Aim of the task: Copy every line in the listing that contains "JSON".

Records:
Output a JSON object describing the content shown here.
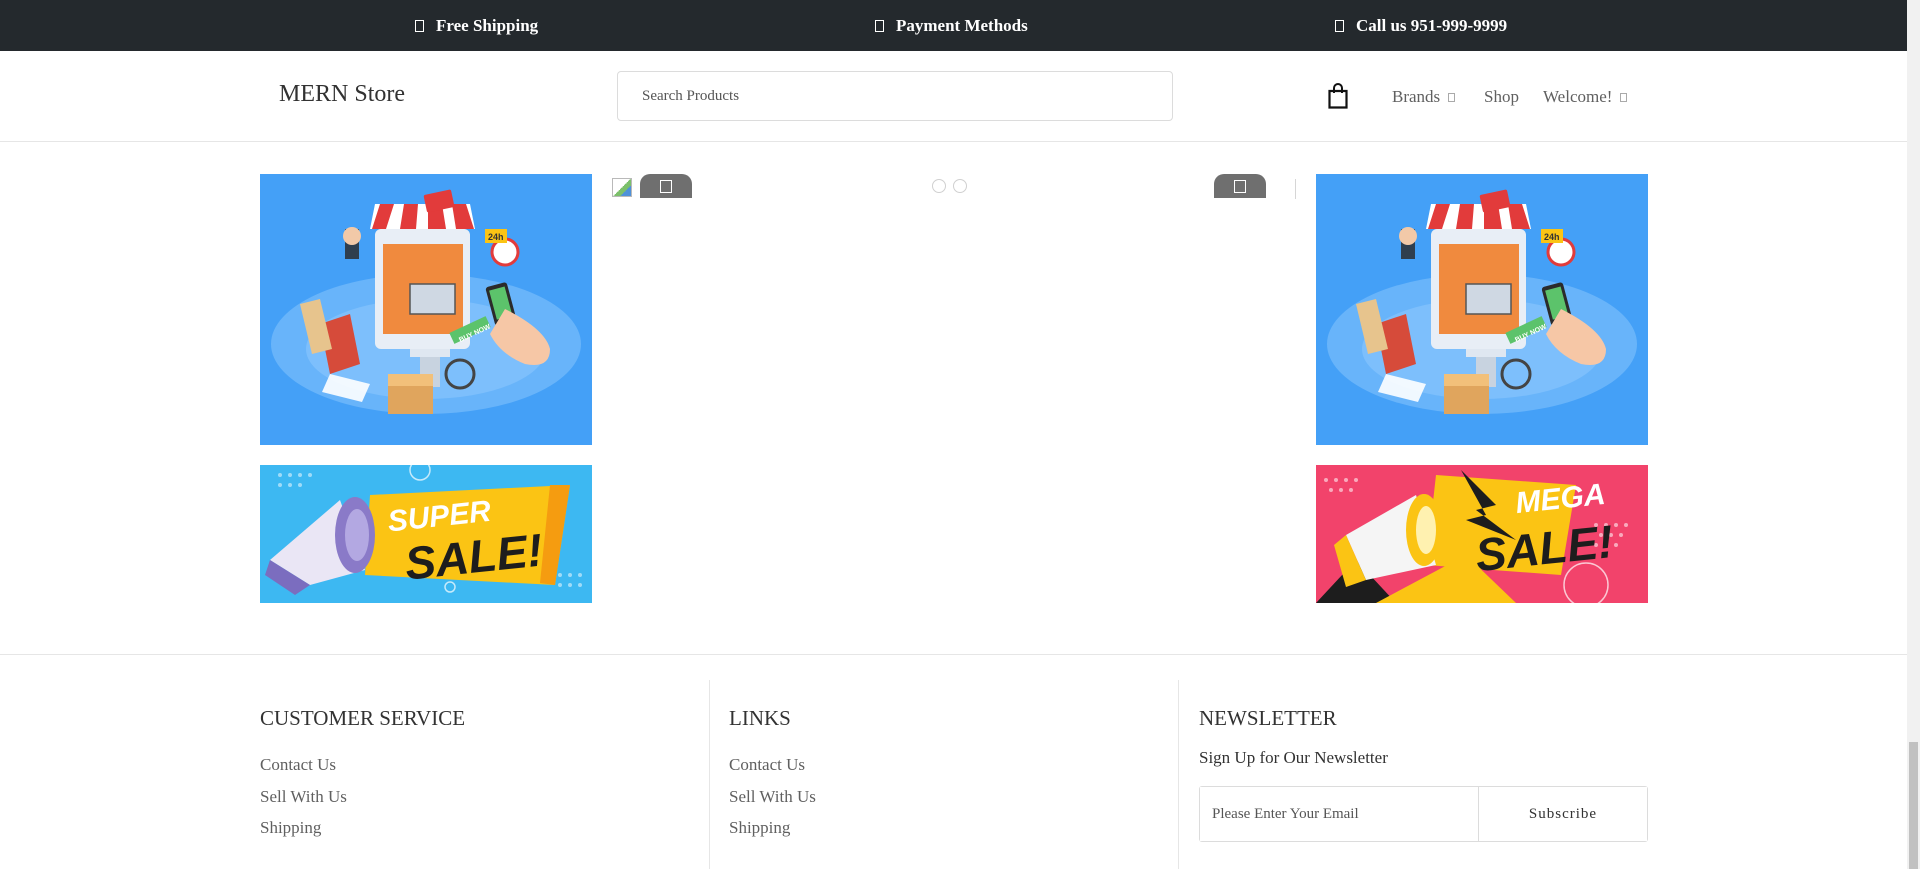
{
  "topbar": {
    "free_shipping": "Free Shipping",
    "payment_methods": "Payment Methods",
    "call_us": "Call us 951-999-9999"
  },
  "header": {
    "logo": "MERN Store",
    "search_placeholder": "Search Products",
    "nav": {
      "brands": "Brands",
      "shop": "Shop",
      "welcome": "Welcome!"
    }
  },
  "banners": {
    "left_sale_line1": "SUPER",
    "left_sale_line2": "SALE!",
    "right_sale_line1": "MEGA",
    "right_sale_line2": "SALE!",
    "scene_badge": "24h",
    "scene_buy": "BUY NOW"
  },
  "footer": {
    "customer_service": {
      "title": "CUSTOMER SERVICE",
      "links": [
        "Contact Us",
        "Sell With Us",
        "Shipping"
      ]
    },
    "links": {
      "title": "LINKS",
      "links": [
        "Contact Us",
        "Sell With Us",
        "Shipping"
      ]
    },
    "newsletter": {
      "title": "NEWSLETTER",
      "subtitle": "Sign Up for Our Newsletter",
      "email_placeholder": "Please Enter Your Email",
      "subscribe_label": "Subscribe"
    }
  },
  "colors": {
    "topbar_bg": "#24292d",
    "banner_blue": "#44a0f7",
    "super_sale_bg": "#3db8f2",
    "mega_sale_bg": "#f2436b",
    "sale_yellow": "#fbc414"
  }
}
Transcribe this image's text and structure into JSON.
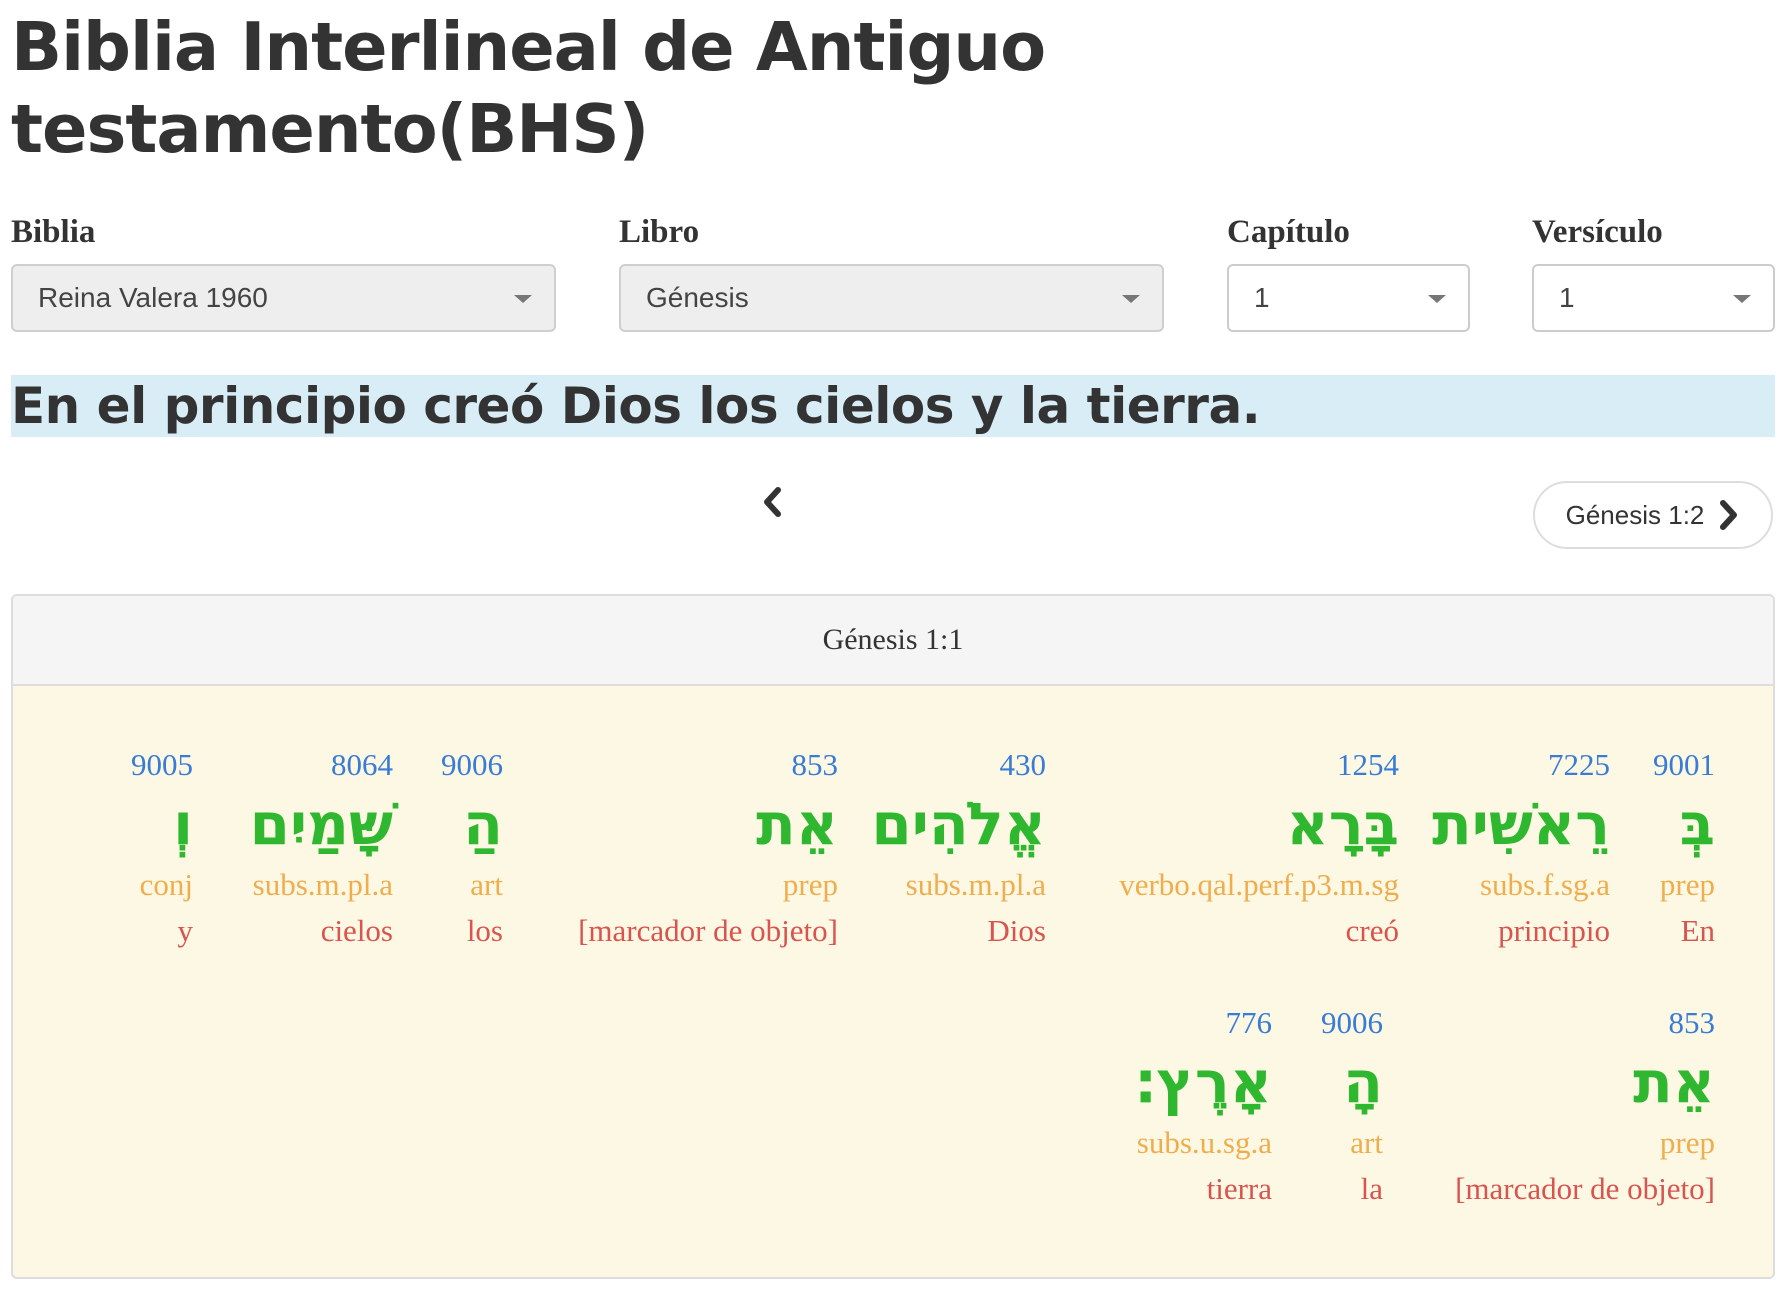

Finished exercise:
Output a JSON object describing the content shown here.
Transcribe this image's text and structure into JSON.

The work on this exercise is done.